AT: I might have given the impression that I'm, you know, wary of cryptocurrencies and, and I am today … but actually we do end up in the same place on a kind of 10 year view, which is cryptocurrencies aren't going away. They're going to get a lot bigger and a lot more important. I just have to think the process is going to be quite a difficult one, quite a turbulent one, certainly continue to be volatile. One very difficult for investors to work their way through this, particularly if they're inexperienced and I come back to the issues you have with valuing things like Bitcoin, what does anyone know about Bitcoin?
DB: Apart from there’s around 19 million of them in circulation and there will be 21 million in total, unless the program that creates them is altered, not much beyond its wild swings and illegitimate usage. But that won’t stop people investing in the hope they’re onto the next big thing that could make them millions. However, because of the uncertainty surrounding the asset class investors should tread carefully.
MD: Once you've made the decision to allocate, you know, the best performance for crypto has typically come from five to 10 trading days every year. So I think it's just a good asset for investors who are comfortable with the volatility and are comfortable with this idea of having a small slice of exposure to this new digital infrastructure in their portfolio. But I do think that assets like Bitcoin in, in this allocation can be great way again, to add a bit of diversification, add a bit of exposure. And lastly, just one thing I'll add, I do think the outcome here is, is rather binary. If public blockchain infrastructure does what I believe it will, I think, you know, the potential is absolutely tremendous. Now, again, there's some active management required in terms of understanding what those assets will be and what those investment opportunities are. And by the way, there's also ways to play that theme in the public equity side. So it's not necessarily buying exposure to cryptocurrencies themselves directly. There are a lot of different ways we can get exposure to crypto through publicly listed equities, but I do think new slice in the portfolio, a small one to 4% allocation, adjusting quarterly. And then again, really viewing it as a long term opportunity rather than something you're constantly adjusting and, and sort of re relocating too,
MD: As we know, as investors changes in sentiment are typically followed by changes in portfolio allocations may take time. There may be lag. I think many allocators are trying to figure out their, their approach. But I do think we will see some major moves over the coming months and years that I think will start to really catalyze a more formal, large scale movement into the crypto currency sector. And again, I think the question is where and how that will shake out who the beneficiaries that will be that's my job is figuring out how to invest in that shift.
AT: This is a long term trend that's not going away.

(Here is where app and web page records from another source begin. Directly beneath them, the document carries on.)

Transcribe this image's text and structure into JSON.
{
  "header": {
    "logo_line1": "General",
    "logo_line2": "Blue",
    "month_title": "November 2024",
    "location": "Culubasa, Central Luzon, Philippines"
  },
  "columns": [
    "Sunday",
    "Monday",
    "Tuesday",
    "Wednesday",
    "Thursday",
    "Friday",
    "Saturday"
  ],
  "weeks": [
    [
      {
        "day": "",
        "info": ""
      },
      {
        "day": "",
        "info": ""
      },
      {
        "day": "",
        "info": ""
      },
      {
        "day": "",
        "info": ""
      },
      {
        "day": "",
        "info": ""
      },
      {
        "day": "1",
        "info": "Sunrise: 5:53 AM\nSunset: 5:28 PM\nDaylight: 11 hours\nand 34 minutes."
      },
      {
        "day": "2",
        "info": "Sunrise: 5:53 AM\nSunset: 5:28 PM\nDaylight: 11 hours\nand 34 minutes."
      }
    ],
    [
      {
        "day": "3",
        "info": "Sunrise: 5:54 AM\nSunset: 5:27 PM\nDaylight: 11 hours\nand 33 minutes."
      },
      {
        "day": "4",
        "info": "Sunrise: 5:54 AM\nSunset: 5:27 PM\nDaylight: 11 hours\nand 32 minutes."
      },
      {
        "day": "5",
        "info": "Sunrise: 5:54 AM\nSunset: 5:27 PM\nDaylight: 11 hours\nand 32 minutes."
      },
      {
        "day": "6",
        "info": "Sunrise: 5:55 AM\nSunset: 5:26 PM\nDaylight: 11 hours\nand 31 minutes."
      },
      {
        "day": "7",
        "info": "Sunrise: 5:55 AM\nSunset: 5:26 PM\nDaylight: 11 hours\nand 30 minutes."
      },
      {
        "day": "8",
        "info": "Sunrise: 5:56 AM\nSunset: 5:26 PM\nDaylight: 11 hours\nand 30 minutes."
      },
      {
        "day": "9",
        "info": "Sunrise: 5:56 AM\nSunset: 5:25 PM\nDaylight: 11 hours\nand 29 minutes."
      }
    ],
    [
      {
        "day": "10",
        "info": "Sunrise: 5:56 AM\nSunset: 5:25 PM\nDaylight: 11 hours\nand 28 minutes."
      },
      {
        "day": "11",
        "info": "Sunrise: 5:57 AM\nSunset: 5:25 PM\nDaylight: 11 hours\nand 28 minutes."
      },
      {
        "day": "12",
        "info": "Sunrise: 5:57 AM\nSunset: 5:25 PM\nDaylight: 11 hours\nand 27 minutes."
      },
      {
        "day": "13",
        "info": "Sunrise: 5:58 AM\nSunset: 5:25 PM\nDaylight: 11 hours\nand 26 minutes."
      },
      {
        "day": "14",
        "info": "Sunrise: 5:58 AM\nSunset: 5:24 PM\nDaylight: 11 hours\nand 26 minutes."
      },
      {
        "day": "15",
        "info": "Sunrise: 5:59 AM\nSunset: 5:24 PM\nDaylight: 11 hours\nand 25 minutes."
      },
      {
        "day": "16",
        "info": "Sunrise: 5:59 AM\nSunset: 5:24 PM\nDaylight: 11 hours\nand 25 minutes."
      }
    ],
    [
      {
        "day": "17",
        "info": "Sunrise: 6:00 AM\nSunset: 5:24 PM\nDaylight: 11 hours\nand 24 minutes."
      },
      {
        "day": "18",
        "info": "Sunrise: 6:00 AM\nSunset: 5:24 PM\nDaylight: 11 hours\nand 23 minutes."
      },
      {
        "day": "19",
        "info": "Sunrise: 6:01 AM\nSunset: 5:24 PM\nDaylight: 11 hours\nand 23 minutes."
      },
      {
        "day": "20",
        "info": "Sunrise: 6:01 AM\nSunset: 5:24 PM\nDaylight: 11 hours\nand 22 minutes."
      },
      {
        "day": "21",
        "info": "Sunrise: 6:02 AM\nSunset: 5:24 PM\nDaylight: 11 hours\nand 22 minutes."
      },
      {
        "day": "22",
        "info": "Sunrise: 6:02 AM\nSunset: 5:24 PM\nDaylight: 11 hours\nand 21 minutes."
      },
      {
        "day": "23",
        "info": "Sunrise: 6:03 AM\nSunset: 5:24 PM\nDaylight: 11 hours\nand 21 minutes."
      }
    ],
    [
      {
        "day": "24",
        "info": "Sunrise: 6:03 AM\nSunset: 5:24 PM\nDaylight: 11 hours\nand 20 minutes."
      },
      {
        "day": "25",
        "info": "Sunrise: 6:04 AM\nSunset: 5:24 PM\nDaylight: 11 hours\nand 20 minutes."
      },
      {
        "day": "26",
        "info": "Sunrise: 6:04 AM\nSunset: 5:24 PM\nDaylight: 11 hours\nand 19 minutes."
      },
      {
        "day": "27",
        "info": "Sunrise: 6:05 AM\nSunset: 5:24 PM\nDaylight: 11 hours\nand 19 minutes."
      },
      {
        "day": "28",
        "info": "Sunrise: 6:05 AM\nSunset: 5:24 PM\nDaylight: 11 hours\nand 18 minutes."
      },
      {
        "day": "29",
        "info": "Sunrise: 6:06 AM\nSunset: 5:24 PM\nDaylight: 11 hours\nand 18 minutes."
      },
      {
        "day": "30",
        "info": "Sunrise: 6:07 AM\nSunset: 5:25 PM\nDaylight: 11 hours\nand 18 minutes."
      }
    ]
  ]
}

So this is the very beginning of it. I'm not surprised there's a lot more interest because people are waking up to where this might go at some point. I think it's more about the timeline than anything else at this stage.